(Web page and app entries)

┏━━

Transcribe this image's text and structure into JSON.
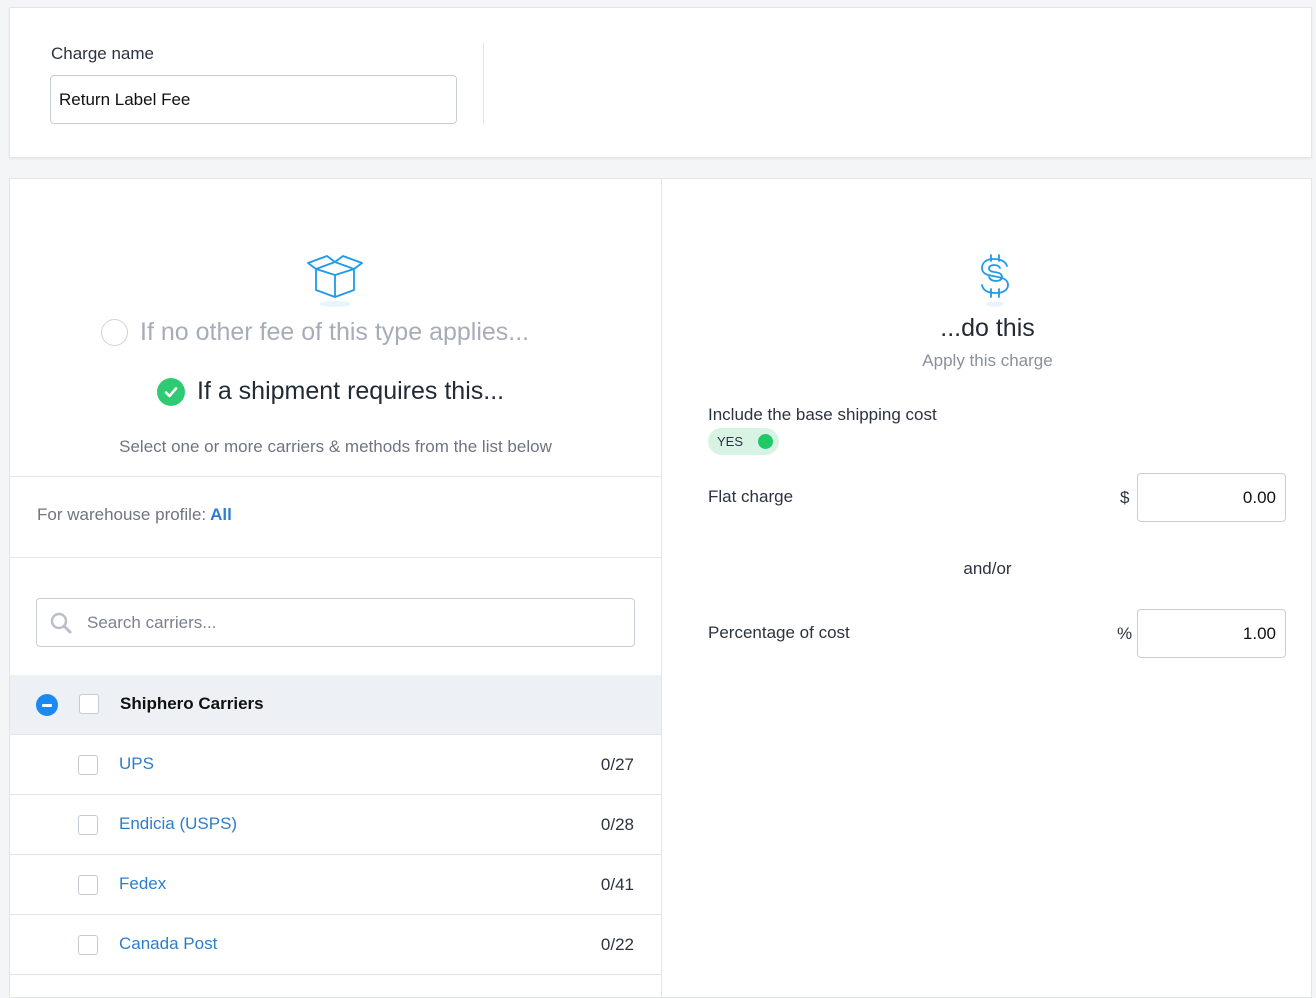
{
  "header": {
    "charge_name_label": "Charge name",
    "charge_name_value": "Return Label Fee"
  },
  "conditions": {
    "option_no_other_fee": "If no other fee of this type applies...",
    "option_shipment_requires": "If a shipment requires this...",
    "select_hint": "Select one or more carriers & methods from the list below",
    "warehouse_label": "For warehouse profile:",
    "warehouse_value": "All",
    "search_placeholder": "Search carriers...",
    "group_label": "Shiphero Carriers",
    "carriers": [
      {
        "name": "UPS",
        "count": "0/27"
      },
      {
        "name": "Endicia (USPS)",
        "count": "0/28"
      },
      {
        "name": "Fedex",
        "count": "0/41"
      },
      {
        "name": "Canada Post",
        "count": "0/22"
      }
    ]
  },
  "action": {
    "title": "...do this",
    "subtitle": "Apply this charge",
    "base_cost_label": "Include the base shipping cost",
    "base_cost_toggle": "YES",
    "flat_charge_label": "Flat charge",
    "flat_charge_unit": "$",
    "flat_charge_value": "0.00",
    "and_or": "and/or",
    "percentage_label": "Percentage of cost",
    "percentage_unit": "%",
    "percentage_value": "1.00"
  },
  "colors": {
    "accent_blue": "#2a7fd4",
    "check_green": "#2fcb72",
    "toggle_bg": "#d8f3e3",
    "toggle_knob": "#20c866",
    "icon_blue": "#1e9be8"
  },
  "icons": {
    "box": "open-box-icon",
    "dollar": "dollar-sign-icon",
    "search": "search-icon",
    "check": "checkmark-icon",
    "collapse": "minus-circle-icon"
  }
}
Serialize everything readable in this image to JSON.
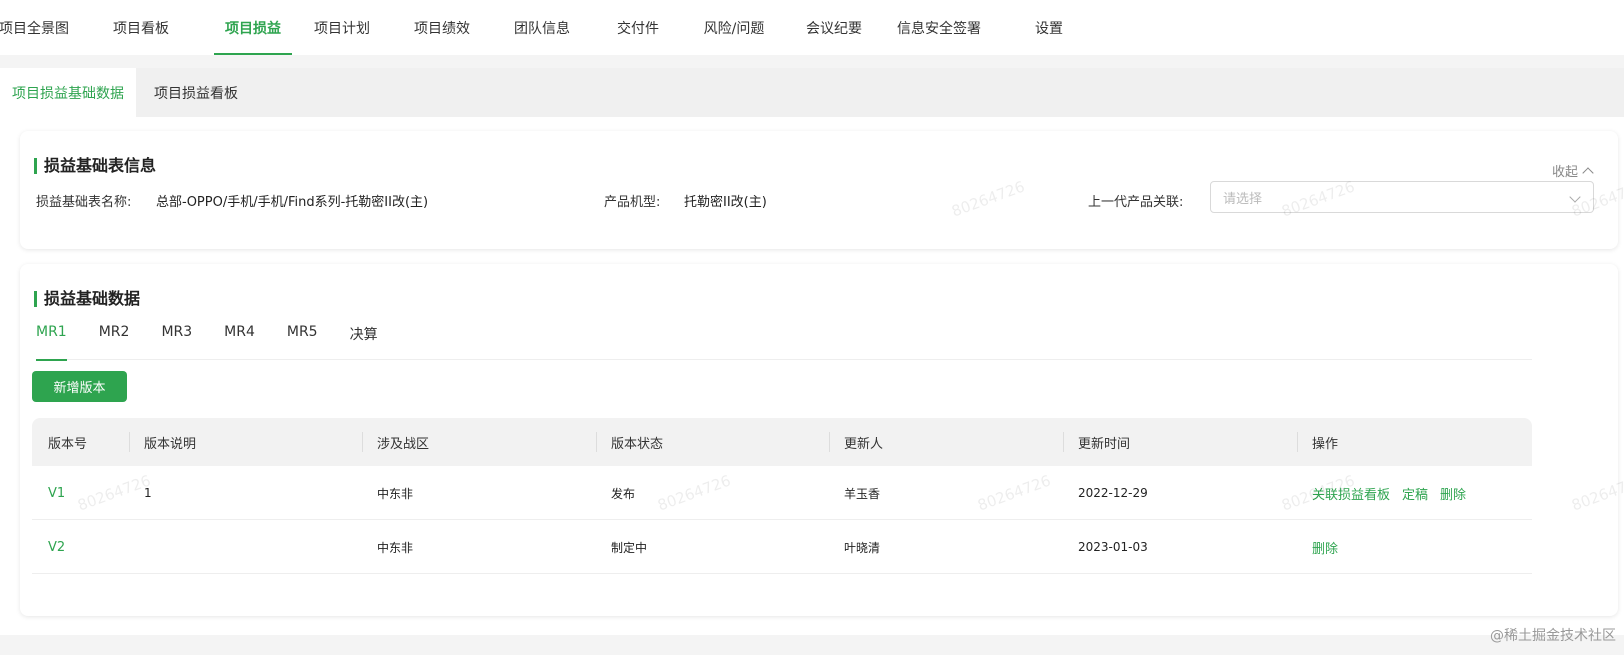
{
  "topnav": {
    "items": [
      {
        "label": "项目全景图"
      },
      {
        "label": "项目看板"
      },
      {
        "label": "项目损益",
        "active": true
      },
      {
        "label": "项目计划"
      },
      {
        "label": "项目绩效"
      },
      {
        "label": "团队信息"
      },
      {
        "label": "交付件"
      },
      {
        "label": "风险/问题"
      },
      {
        "label": "会议纪要"
      },
      {
        "label": "信息安全签署"
      },
      {
        "label": "设置"
      }
    ]
  },
  "subtabs": [
    {
      "label": "项目损益基础数据",
      "active": true
    },
    {
      "label": "项目损益看板"
    }
  ],
  "info_card": {
    "title": "损益基础表信息",
    "collapse_label": "收起",
    "name_label": "损益基础表名称:",
    "name_value": "总部-OPPO/手机/手机/Find系列-托勒密II改(主)",
    "model_label": "产品机型:",
    "model_value": "托勒密II改(主)",
    "prev_label": "上一代产品关联:",
    "prev_placeholder": "请选择"
  },
  "data_card": {
    "title": "损益基础数据",
    "tabs": [
      {
        "label": "MR1",
        "active": true
      },
      {
        "label": "MR2"
      },
      {
        "label": "MR3"
      },
      {
        "label": "MR4"
      },
      {
        "label": "MR5"
      },
      {
        "label": "决算"
      }
    ],
    "add_button": "新增版本",
    "columns": [
      "版本号",
      "版本说明",
      "涉及战区",
      "版本状态",
      "更新人",
      "更新时间",
      "操作"
    ],
    "rows": [
      {
        "version": "V1",
        "desc": "1",
        "region": "中东非",
        "status": "发布",
        "updater": "羊玉香",
        "time": "2022-12-29",
        "actions": [
          "关联损益看板",
          "定稿",
          "删除"
        ]
      },
      {
        "version": "V2",
        "desc": "",
        "region": "中东非",
        "status": "制定中",
        "updater": "叶晓清",
        "time": "2023-01-03",
        "actions": [
          "删除"
        ]
      }
    ]
  },
  "watermark_text": "80264726",
  "footer_mark": "@稀土掘金技术社区",
  "colors": {
    "accent": "#2ea44f",
    "background": "#f4f4f4"
  }
}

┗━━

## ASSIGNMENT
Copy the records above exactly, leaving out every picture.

## FINISHED EXERCISE
Transcribe this image's text and structure into JSON.
{
  "header": {
    "charge_name_label": "Charge name",
    "charge_name_value": "Return Label Fee"
  },
  "conditions": {
    "option_no_other_fee": "If no other fee of this type applies...",
    "option_shipment_requires": "If a shipment requires this...",
    "select_hint": "Select one or more carriers & methods from the list below",
    "warehouse_label": "For warehouse profile:",
    "warehouse_value": "All",
    "search_placeholder": "Search carriers...",
    "group_label": "Shiphero Carriers",
    "carriers": [
      {
        "name": "UPS",
        "count": "0/27"
      },
      {
        "name": "Endicia (USPS)",
        "count": "0/28"
      },
      {
        "name": "Fedex",
        "count": "0/41"
      },
      {
        "name": "Canada Post",
        "count": "0/22"
      }
    ]
  },
  "action": {
    "title": "...do this",
    "subtitle": "Apply this charge",
    "base_cost_label": "Include the base shipping cost",
    "base_cost_toggle": "YES",
    "flat_charge_label": "Flat charge",
    "flat_charge_unit": "$",
    "flat_charge_value": "0.00",
    "and_or": "and/or",
    "percentage_label": "Percentage of cost",
    "percentage_unit": "%",
    "percentage_value": "1.00"
  },
  "colors": {
    "accent_blue": "#2a7fd4",
    "check_green": "#2fcb72",
    "toggle_bg": "#d8f3e3",
    "toggle_knob": "#20c866",
    "icon_blue": "#1e9be8"
  },
  "icons": {
    "box": "open-box-icon",
    "dollar": "dollar-sign-icon",
    "search": "search-icon",
    "check": "checkmark-icon",
    "collapse": "minus-circle-icon"
  }
}
Serialize everything readable in this image to JSON.
{
  "topnav": {
    "items": [
      {
        "label": "项目全景图"
      },
      {
        "label": "项目看板"
      },
      {
        "label": "项目损益",
        "active": true
      },
      {
        "label": "项目计划"
      },
      {
        "label": "项目绩效"
      },
      {
        "label": "团队信息"
      },
      {
        "label": "交付件"
      },
      {
        "label": "风险/问题"
      },
      {
        "label": "会议纪要"
      },
      {
        "label": "信息安全签署"
      },
      {
        "label": "设置"
      }
    ]
  },
  "subtabs": [
    {
      "label": "项目损益基础数据",
      "active": true
    },
    {
      "label": "项目损益看板"
    }
  ],
  "info_card": {
    "title": "损益基础表信息",
    "collapse_label": "收起",
    "name_label": "损益基础表名称:",
    "name_value": "总部-OPPO/手机/手机/Find系列-托勒密II改(主)",
    "model_label": "产品机型:",
    "model_value": "托勒密II改(主)",
    "prev_label": "上一代产品关联:",
    "prev_placeholder": "请选择"
  },
  "data_card": {
    "title": "损益基础数据",
    "tabs": [
      {
        "label": "MR1",
        "active": true
      },
      {
        "label": "MR2"
      },
      {
        "label": "MR3"
      },
      {
        "label": "MR4"
      },
      {
        "label": "MR5"
      },
      {
        "label": "决算"
      }
    ],
    "add_button": "新增版本",
    "columns": [
      "版本号",
      "版本说明",
      "涉及战区",
      "版本状态",
      "更新人",
      "更新时间",
      "操作"
    ],
    "rows": [
      {
        "version": "V1",
        "desc": "1",
        "region": "中东非",
        "status": "发布",
        "updater": "羊玉香",
        "time": "2022-12-29",
        "actions": [
          "关联损益看板",
          "定稿",
          "删除"
        ]
      },
      {
        "version": "V2",
        "desc": "",
        "region": "中东非",
        "status": "制定中",
        "updater": "叶晓清",
        "time": "2023-01-03",
        "actions": [
          "删除"
        ]
      }
    ]
  },
  "watermark_text": "80264726",
  "footer_mark": "@稀土掘金技术社区",
  "colors": {
    "accent": "#2ea44f",
    "background": "#f4f4f4"
  }
}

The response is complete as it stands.